Thursday , June 21, 2018 - 5:00 AM

UTAH DIVISION OF WILDLIFE RESOURCES

In just eight days, three boats infested with quagga mussels almost launched on water bodies in Northern Utah. Fortunately, skilled technicians with the Division of Wildlife Resources and Utah State Parks found the mussels before the boats were able to launch.

DWR Lt. Scott Dalebout, who leads efforts to prevent quagga mussels from spreading in Utah, says the recent incidents illustrate the importance of cleaning, draining and drying your boat after every boating trip.

"Quagga mussels have infested Lake Powell," Dalebout says, "and they're spreading across the lake. It's tough to see. We have to join together to prevent what's happening at Lake Powell from happening at another water body in Utah."

Here's a brief overview of the three incidents:

• June 4 — Willard Bay State Park. A technician finds mussels in a boat's motor/water filter (also called a sea strainer). Technicians decontaminate the boat, but because the ballast tanks on this particular boat are difficult to clean, the boat is placed in quarantine at the owner's residence for at least 14 days.

• June 6 — Hyrum State Park. A technician finds mussels in the bow anchor compartment of a common Bayliner boat. The boat is decontaminated and then released because the simple structure of the boat allows the technicians to effectively decontaminate it. No quarantine time needed.

• June 11 — Willard Bay State Park. Technicians find mussels in a boat's sea strainer. Technicians decontaminate the boat. The boat does not have ballast tanks, but because mussels are found in the sea strainer — which is full of water and hasn't been dried since the boat was last used — the boat is placed in quarantine at the owner's residence for seven days.

Lt. David Bevridge, who leads the DWR's law enforcement efforts in Northern Utah, praised the cooperation he's seeing between the DWR and Utah State Parks. "Technicians with the DWR and Utah State Parks are well trained," he says, "and they're doing a good job of finding mussels. But boaters have to do their part. Please clean, drain and dry your boat and sea strainers after every boating trip, even if you haven't been boating on Lake Powell."

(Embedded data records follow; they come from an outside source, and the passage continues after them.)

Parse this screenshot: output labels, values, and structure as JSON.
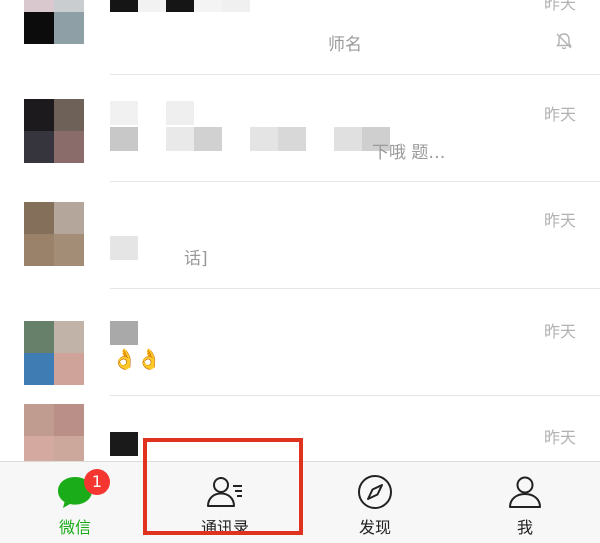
{
  "chats": [
    {
      "time": "昨天",
      "preview": "师名",
      "muted": true
    },
    {
      "time": "昨天",
      "preview": "下哦 题…"
    },
    {
      "time": "昨天",
      "preview": "话]"
    },
    {
      "time": "昨天",
      "preview": "👌👌"
    },
    {
      "time": "昨天",
      "preview": ""
    }
  ],
  "tabbar": {
    "tabs": [
      {
        "label": "微信",
        "icon": "chat-bubble-icon",
        "active": true,
        "badge": "1"
      },
      {
        "label": "通讯录",
        "icon": "contacts-icon",
        "active": false
      },
      {
        "label": "发现",
        "icon": "compass-icon",
        "active": false
      },
      {
        "label": "我",
        "icon": "person-icon",
        "active": false
      }
    ]
  },
  "colors": {
    "accent": "#1aad19",
    "badge": "#f43530",
    "highlight": "#e0331f",
    "time_text": "#b2b2b2"
  }
}
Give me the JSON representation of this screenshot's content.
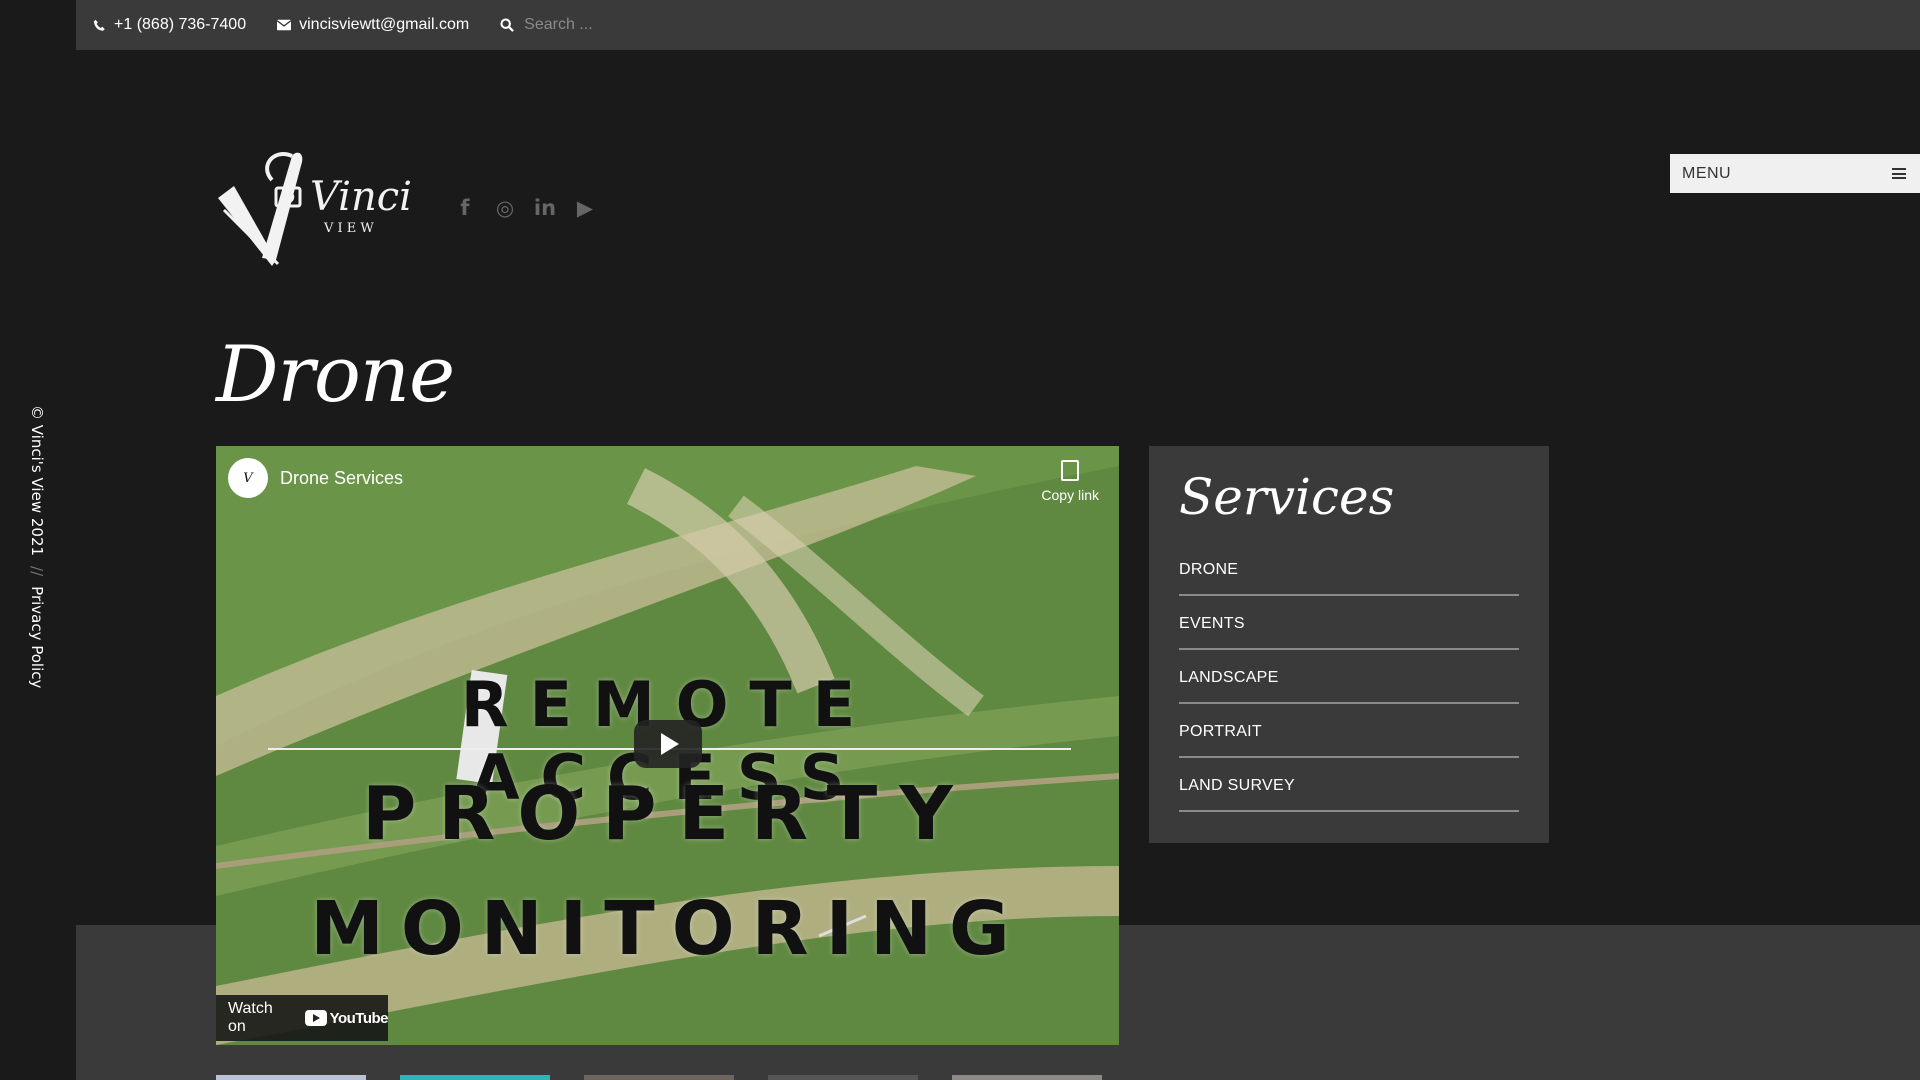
{
  "topbar": {
    "phone": "+1 (868) 736-7400",
    "email": "vincisviewtt@gmail.com",
    "search_placeholder": "Search ..."
  },
  "sidebar": {
    "copyright": "© Vinci's View 2021",
    "separator": "//",
    "privacy": "Privacy Policy"
  },
  "logo": {
    "name": "Vinci's",
    "tagline": "V I E W"
  },
  "social": [
    {
      "icon": "facebook-icon",
      "glyph": "f"
    },
    {
      "icon": "instagram-icon",
      "glyph": "◎"
    },
    {
      "icon": "linkedin-icon",
      "glyph": "in"
    },
    {
      "icon": "youtube-icon",
      "glyph": "▶"
    }
  ],
  "menu": {
    "label": "MENU"
  },
  "page": {
    "title": "Drone"
  },
  "video": {
    "channel_title": "Drone Services",
    "copy_link": "Copy link",
    "overlay_line1": "REMOTE ACCESS",
    "overlay_line2": "PROPERTY",
    "overlay_line3": "MONITORING",
    "watch_on": "Watch on",
    "youtube": "YouTube"
  },
  "services": {
    "heading": "Services",
    "items": [
      "DRONE",
      "EVENTS",
      "LANDSCAPE",
      "PORTRAIT",
      "LAND SURVEY"
    ]
  },
  "colors": {
    "background": "#1a1a1a",
    "topbar": "#3a3a3a",
    "panel": "#3a3a3a",
    "menu_button": "#f0f0f0"
  }
}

Clean, drain and dry

The simple clean, drain and dry process — which involves removing debris from your boat, draining all the water out of your boat and then allowing it to dry for a specified period of time — is available at stdofthesea.utah.gov.

In addition to your boat, Nathan Owens, aquatic invasive species coordinator for the DWR, encourages you to clean and dry any equipment that came in contact with the water. "We're seeing boat anchors with mussels attached to them fairly regularly at Lake Powell," he says.

Dalebout encourages you to follow the process above, no matter which water in Utah you've been boating on. "Utah's waters are tested for quagga mussels regularly," he says, "but you never know when and where they might turn up. Cleaning, draining and drying your boat — after every boating trip — will help ensure any mussels that might have attached themselves to your boat, or gotten into its water supply, aren't carried to another water. Please clean and dry your anchors and other equipment too."

Why the concern?

There are many reasons why Utahns don't want quagga mussels, or their cousins, zebra mussels, in the state:

• Mussels can plug water lines, even lines that are large in diameter.

• If mussels get into water pipes in Utah, it will cost millions of dollars to try to remove them. If you live in Utah, you'll likely pay higher utility bill costs to try to get the mussels removed.

• Mussels remove plankton from the water, the same plankton that supports fish in Utah. The mussels could devastate fisheries in Utah.

• Mussels can get into your boat's engine cooling system. Once they do, they'll foul the system and damage the engine.

• When mussels die in large numbers, they stink. And their sharp shells can cut your feet as you walk along the beaches where the mussels died.

This article was first published on the Utah Division of Wildlife Resources’ blog.

Sign up for e-mail news updates.

×